Raw data section start

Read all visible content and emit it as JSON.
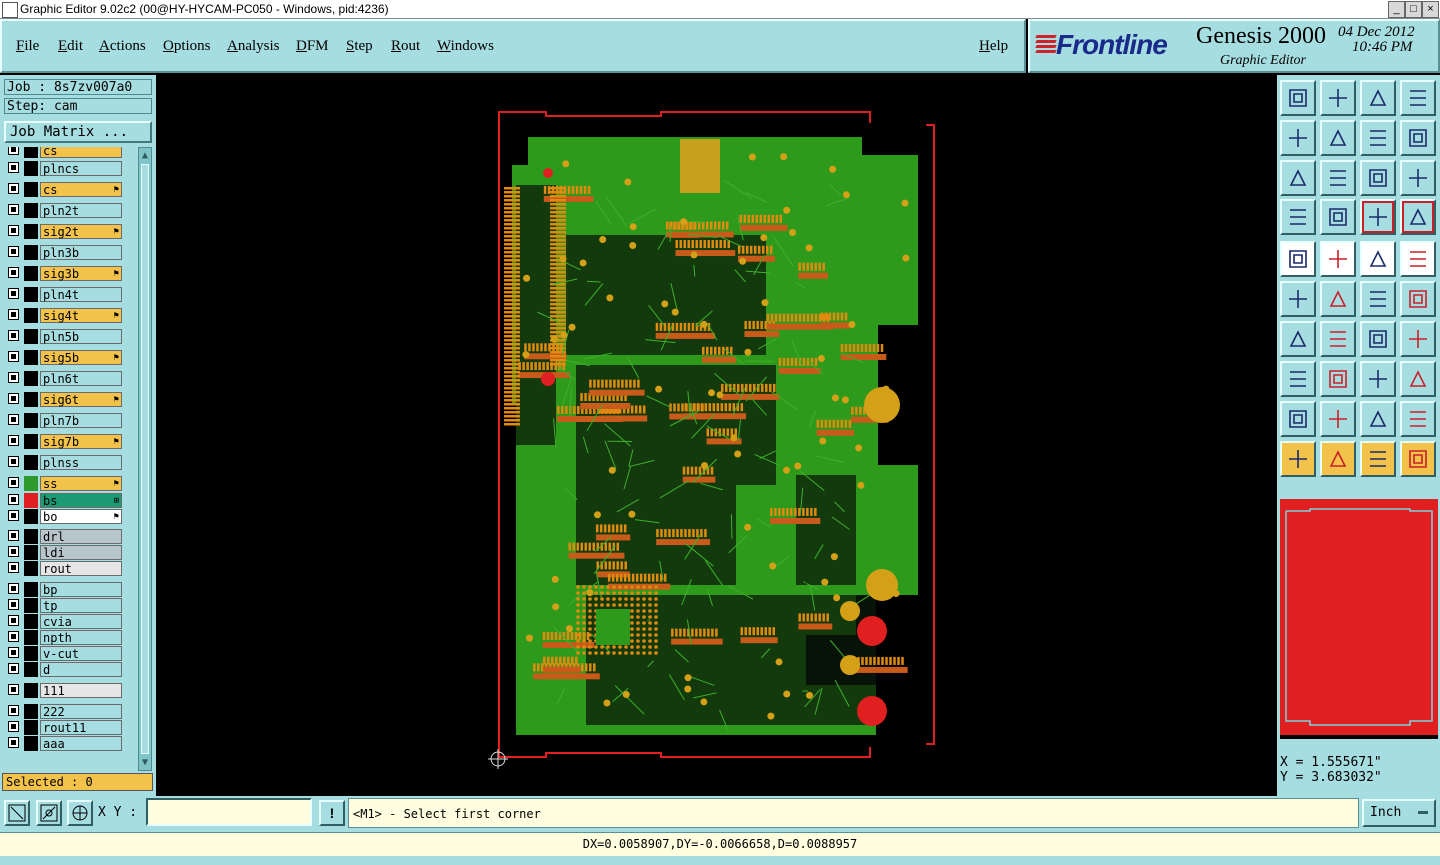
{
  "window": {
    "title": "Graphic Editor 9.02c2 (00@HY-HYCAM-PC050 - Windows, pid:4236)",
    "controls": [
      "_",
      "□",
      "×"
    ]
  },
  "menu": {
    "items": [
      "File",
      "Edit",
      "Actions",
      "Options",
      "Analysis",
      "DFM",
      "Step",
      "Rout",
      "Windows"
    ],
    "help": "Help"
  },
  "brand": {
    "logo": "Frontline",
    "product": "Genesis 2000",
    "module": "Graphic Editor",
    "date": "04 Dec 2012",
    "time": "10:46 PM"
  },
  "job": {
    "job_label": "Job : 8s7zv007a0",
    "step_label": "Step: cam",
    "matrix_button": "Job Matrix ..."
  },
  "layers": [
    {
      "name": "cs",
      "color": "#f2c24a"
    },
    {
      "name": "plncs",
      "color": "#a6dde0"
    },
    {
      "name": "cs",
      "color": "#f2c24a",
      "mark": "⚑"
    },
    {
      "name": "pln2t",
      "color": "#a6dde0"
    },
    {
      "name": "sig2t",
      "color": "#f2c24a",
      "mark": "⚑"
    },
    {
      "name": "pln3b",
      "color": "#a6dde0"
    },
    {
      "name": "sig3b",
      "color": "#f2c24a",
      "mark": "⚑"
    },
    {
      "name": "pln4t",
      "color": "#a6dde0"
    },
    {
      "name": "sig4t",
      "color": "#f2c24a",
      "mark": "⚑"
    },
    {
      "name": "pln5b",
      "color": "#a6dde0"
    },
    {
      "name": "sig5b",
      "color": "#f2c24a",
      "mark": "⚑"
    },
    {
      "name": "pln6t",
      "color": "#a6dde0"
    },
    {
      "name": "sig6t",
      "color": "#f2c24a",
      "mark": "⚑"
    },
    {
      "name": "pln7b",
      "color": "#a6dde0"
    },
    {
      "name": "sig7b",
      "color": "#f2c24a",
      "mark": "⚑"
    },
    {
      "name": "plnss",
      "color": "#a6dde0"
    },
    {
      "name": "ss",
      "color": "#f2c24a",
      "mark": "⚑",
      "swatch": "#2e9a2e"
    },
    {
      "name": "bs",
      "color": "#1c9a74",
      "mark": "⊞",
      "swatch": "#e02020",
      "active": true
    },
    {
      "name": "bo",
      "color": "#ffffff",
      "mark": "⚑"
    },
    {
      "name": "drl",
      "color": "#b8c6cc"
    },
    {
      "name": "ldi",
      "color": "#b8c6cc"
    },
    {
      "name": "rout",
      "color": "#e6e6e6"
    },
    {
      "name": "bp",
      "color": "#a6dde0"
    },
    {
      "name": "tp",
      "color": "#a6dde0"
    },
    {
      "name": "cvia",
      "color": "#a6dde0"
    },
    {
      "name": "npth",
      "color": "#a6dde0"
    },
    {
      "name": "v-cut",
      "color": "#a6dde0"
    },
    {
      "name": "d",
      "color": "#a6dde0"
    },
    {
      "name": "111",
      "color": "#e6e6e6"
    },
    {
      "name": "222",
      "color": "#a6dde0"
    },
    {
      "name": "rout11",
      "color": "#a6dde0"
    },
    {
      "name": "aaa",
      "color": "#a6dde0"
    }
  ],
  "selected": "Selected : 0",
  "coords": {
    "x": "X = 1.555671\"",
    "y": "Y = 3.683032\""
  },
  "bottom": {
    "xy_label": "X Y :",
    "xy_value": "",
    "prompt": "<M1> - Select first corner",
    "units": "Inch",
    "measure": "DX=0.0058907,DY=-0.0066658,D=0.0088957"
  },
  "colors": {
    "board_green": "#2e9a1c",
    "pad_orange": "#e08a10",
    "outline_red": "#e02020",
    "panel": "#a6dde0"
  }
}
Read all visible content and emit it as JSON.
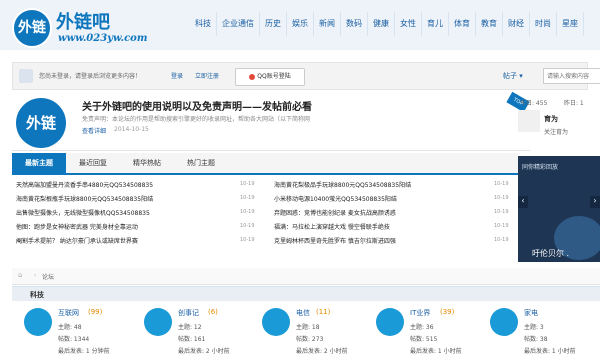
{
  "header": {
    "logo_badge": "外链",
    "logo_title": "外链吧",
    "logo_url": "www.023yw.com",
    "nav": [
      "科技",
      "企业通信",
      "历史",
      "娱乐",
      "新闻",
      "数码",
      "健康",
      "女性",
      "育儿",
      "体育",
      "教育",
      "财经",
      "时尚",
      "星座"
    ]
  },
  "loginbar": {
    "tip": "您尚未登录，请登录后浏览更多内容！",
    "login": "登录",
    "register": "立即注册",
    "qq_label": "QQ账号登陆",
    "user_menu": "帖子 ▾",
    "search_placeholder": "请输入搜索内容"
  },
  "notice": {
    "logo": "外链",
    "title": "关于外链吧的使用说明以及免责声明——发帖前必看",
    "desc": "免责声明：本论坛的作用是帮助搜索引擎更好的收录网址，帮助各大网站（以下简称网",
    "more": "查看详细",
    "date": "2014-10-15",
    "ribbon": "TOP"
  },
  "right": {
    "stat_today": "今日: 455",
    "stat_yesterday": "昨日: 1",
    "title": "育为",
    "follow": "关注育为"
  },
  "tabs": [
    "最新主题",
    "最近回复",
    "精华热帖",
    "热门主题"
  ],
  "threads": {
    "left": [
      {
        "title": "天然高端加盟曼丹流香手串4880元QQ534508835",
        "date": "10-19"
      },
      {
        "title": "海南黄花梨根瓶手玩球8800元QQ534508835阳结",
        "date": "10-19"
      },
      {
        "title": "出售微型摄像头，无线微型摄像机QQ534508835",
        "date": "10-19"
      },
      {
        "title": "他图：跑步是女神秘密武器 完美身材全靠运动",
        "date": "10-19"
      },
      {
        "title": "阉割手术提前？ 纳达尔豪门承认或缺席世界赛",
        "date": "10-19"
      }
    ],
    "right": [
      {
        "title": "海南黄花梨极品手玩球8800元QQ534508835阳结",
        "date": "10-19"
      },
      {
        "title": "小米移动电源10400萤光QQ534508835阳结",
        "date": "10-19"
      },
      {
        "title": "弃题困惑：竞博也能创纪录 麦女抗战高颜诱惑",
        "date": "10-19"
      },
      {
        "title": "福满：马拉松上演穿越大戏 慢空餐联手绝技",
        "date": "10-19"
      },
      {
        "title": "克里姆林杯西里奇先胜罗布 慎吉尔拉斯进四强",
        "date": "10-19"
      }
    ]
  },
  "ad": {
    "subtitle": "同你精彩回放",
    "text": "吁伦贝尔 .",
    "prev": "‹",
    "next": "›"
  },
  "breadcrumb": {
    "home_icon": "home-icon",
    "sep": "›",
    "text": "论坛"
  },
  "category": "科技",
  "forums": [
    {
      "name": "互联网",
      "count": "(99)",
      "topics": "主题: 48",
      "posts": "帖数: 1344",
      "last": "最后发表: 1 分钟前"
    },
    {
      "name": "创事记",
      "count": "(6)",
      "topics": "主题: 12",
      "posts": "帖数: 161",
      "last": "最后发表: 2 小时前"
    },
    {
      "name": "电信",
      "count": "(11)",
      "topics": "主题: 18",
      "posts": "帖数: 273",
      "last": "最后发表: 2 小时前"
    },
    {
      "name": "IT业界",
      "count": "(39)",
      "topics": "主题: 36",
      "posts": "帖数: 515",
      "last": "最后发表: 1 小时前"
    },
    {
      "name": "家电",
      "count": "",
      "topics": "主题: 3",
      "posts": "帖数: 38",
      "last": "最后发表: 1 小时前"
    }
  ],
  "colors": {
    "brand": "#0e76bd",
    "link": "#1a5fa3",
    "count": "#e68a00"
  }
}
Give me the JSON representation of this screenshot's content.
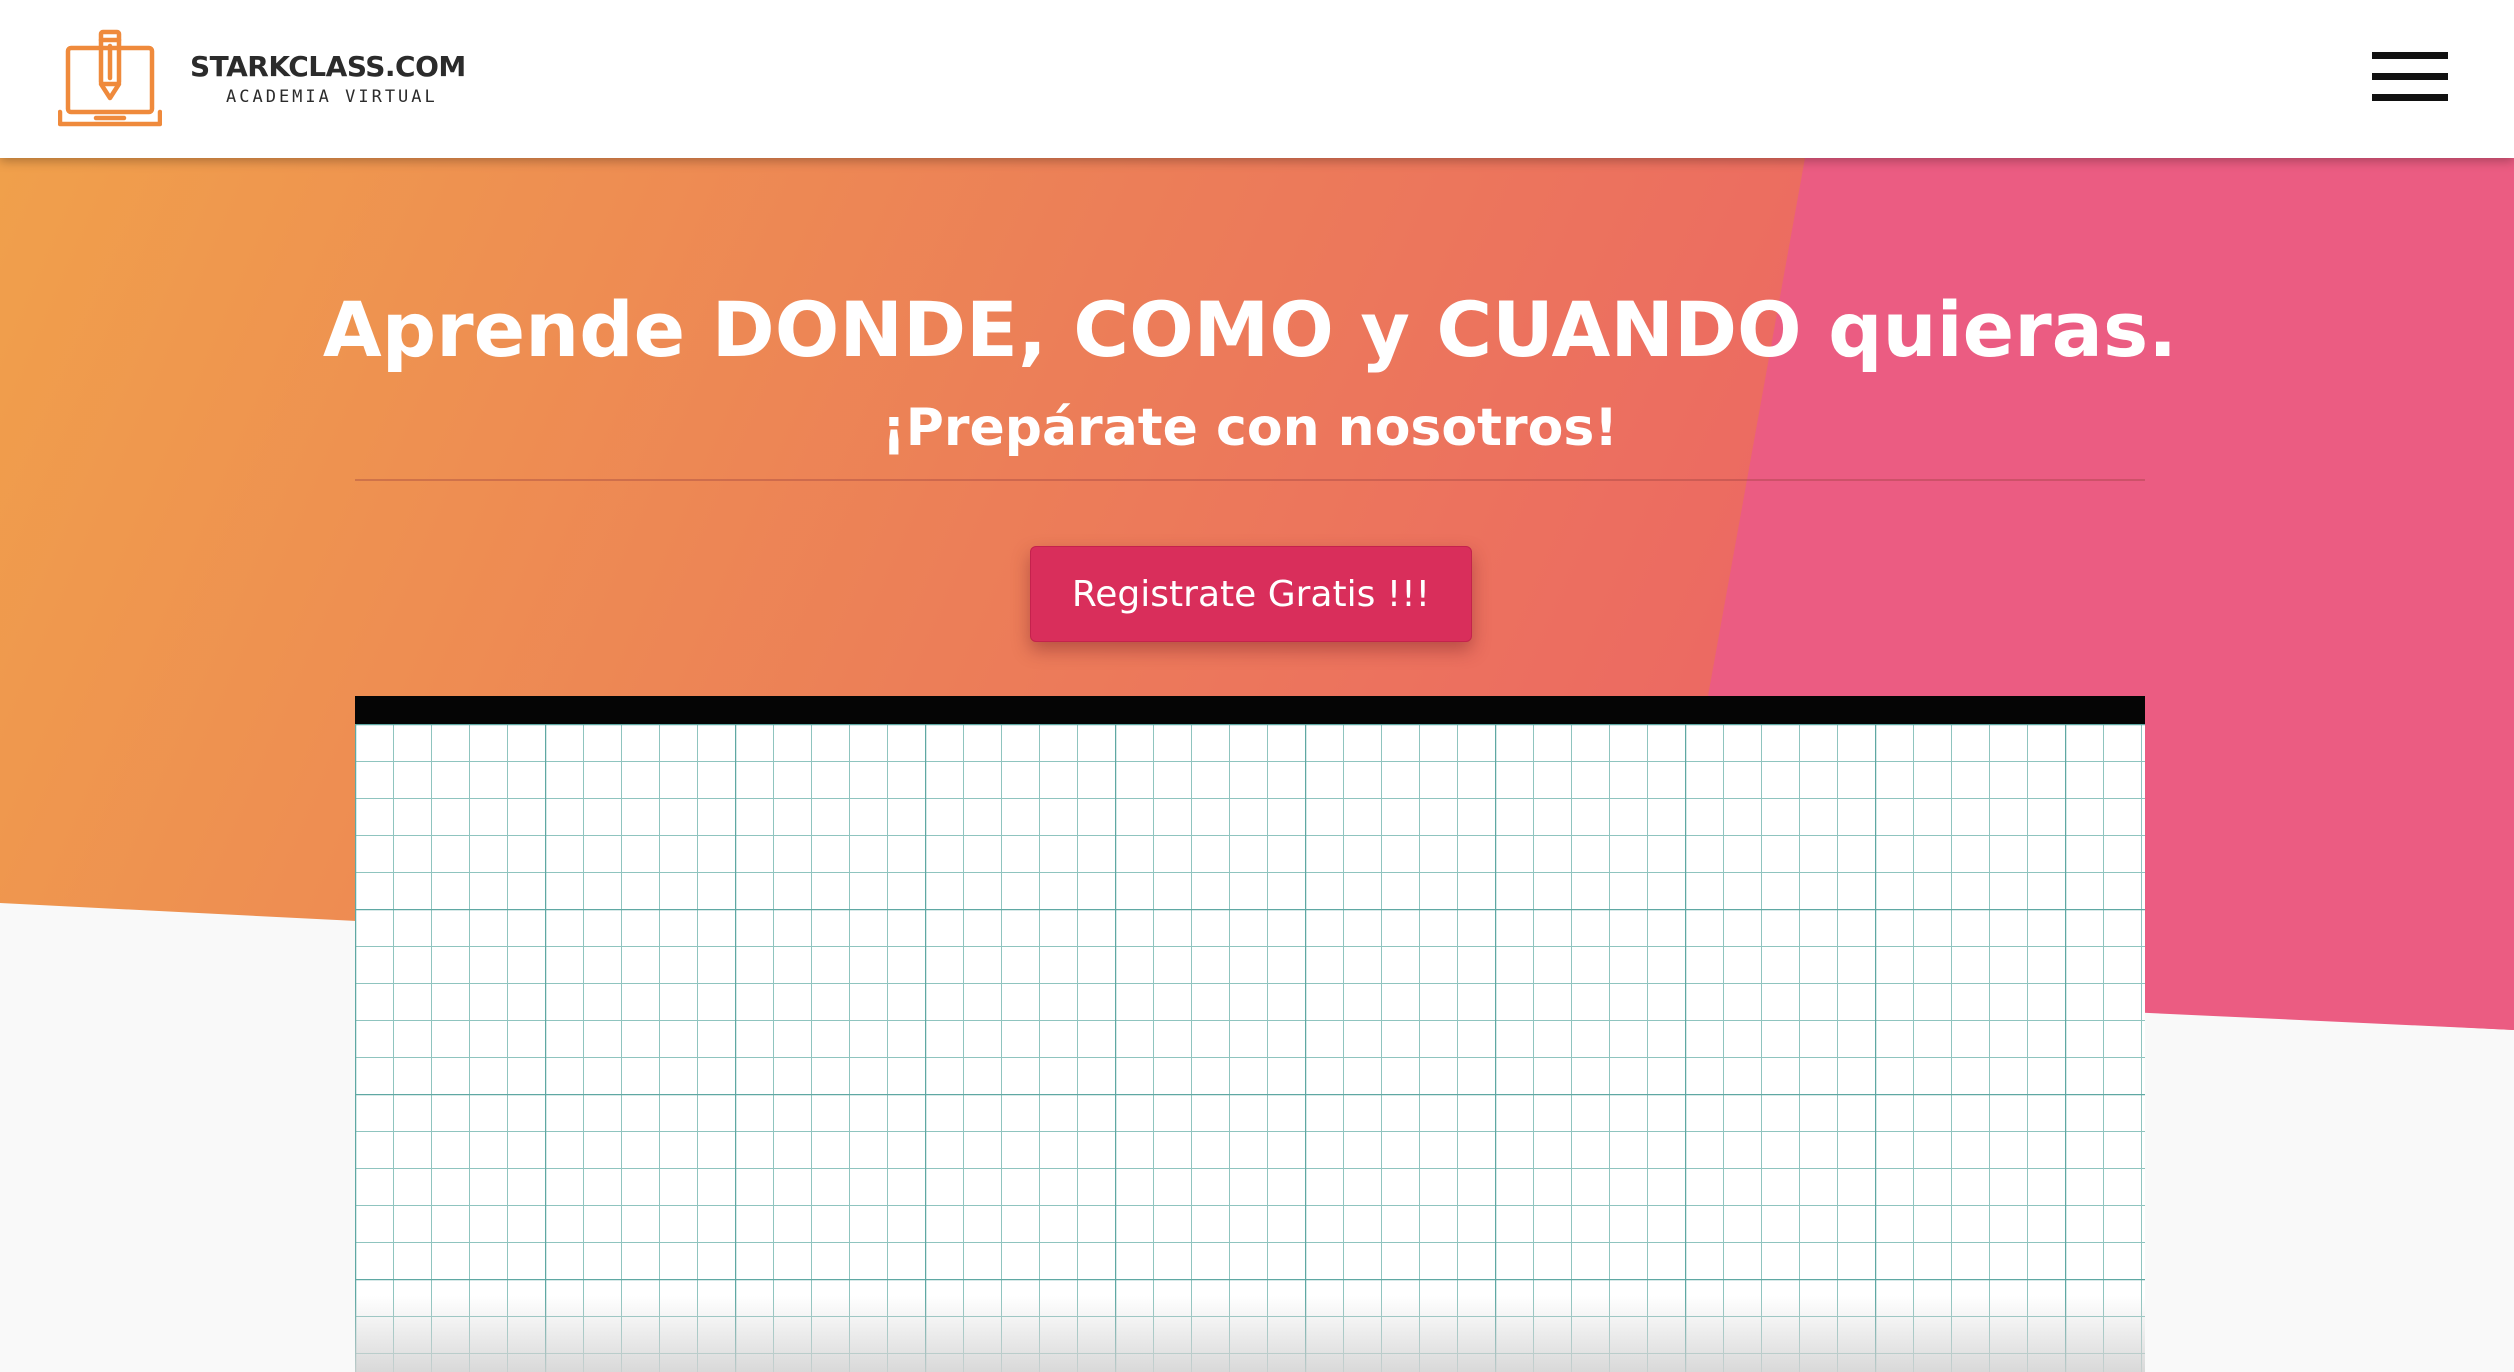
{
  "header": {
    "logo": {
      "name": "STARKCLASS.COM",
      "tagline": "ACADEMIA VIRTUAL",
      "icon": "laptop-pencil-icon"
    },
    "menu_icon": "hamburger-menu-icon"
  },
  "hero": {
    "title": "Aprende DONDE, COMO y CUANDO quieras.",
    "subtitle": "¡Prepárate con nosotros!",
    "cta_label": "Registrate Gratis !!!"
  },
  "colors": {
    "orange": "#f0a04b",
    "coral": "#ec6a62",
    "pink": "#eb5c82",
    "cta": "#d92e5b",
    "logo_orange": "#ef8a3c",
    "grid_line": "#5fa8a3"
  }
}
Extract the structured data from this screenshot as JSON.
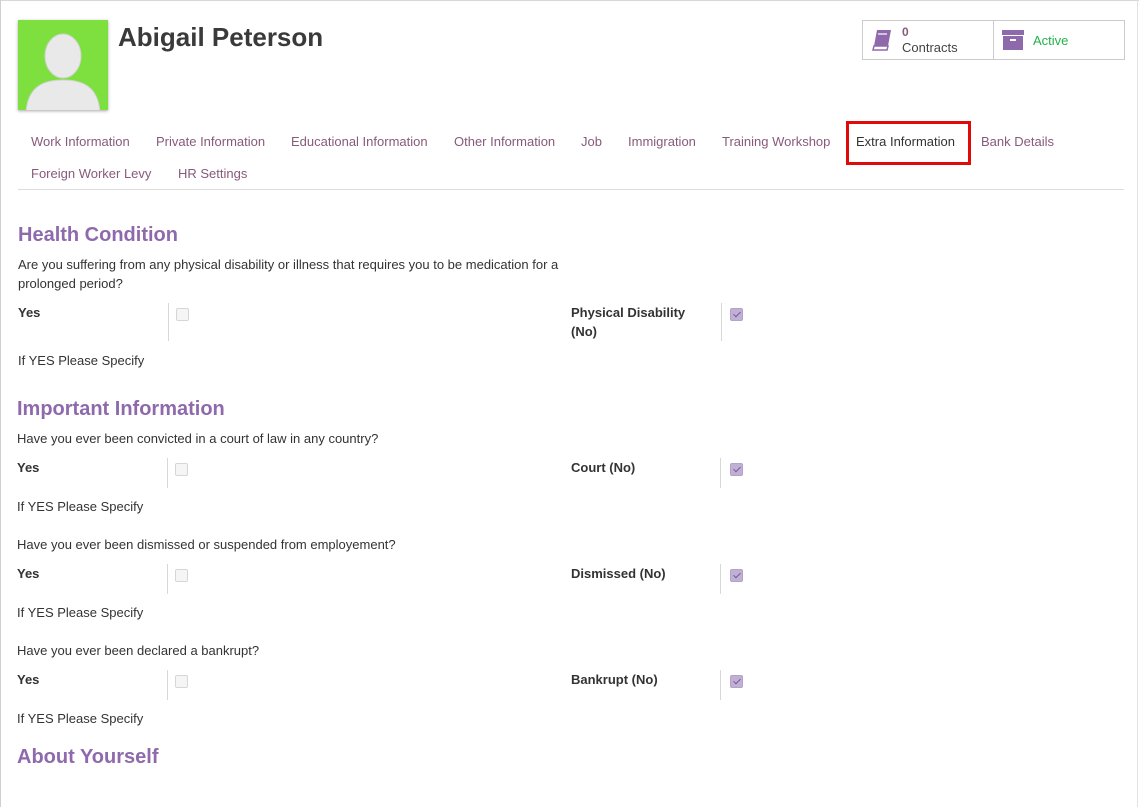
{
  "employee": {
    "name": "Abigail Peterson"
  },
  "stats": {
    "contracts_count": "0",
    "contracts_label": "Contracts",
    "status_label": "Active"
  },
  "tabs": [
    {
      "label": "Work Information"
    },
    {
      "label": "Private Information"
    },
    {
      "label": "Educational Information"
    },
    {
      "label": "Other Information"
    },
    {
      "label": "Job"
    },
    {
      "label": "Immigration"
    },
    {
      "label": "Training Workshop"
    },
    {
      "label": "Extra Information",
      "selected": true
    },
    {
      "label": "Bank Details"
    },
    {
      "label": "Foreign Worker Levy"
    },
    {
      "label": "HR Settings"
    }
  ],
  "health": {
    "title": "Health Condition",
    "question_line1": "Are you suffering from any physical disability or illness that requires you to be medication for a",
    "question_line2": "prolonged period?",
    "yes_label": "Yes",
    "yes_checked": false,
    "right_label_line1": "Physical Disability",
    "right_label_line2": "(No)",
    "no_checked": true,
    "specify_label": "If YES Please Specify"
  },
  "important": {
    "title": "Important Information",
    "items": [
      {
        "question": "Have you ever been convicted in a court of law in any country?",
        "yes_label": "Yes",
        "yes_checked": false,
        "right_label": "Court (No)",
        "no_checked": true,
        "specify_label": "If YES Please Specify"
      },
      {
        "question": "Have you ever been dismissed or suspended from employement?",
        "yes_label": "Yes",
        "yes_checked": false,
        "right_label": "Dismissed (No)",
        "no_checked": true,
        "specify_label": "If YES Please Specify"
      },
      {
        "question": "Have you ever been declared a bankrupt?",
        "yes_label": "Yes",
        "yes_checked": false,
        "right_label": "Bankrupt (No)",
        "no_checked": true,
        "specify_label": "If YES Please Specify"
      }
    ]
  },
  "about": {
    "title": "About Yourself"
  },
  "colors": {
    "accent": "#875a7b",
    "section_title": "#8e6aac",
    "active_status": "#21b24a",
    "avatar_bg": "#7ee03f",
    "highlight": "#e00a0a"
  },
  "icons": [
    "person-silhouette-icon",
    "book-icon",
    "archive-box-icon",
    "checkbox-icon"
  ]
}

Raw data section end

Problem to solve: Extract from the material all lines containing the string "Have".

Output for this task:
        "question": "Have you ever been convicted in a court of law in any country?",
        "question": "Have you ever been dismissed or suspended from employement?",
        "question": "Have you ever been declared a bankrupt?",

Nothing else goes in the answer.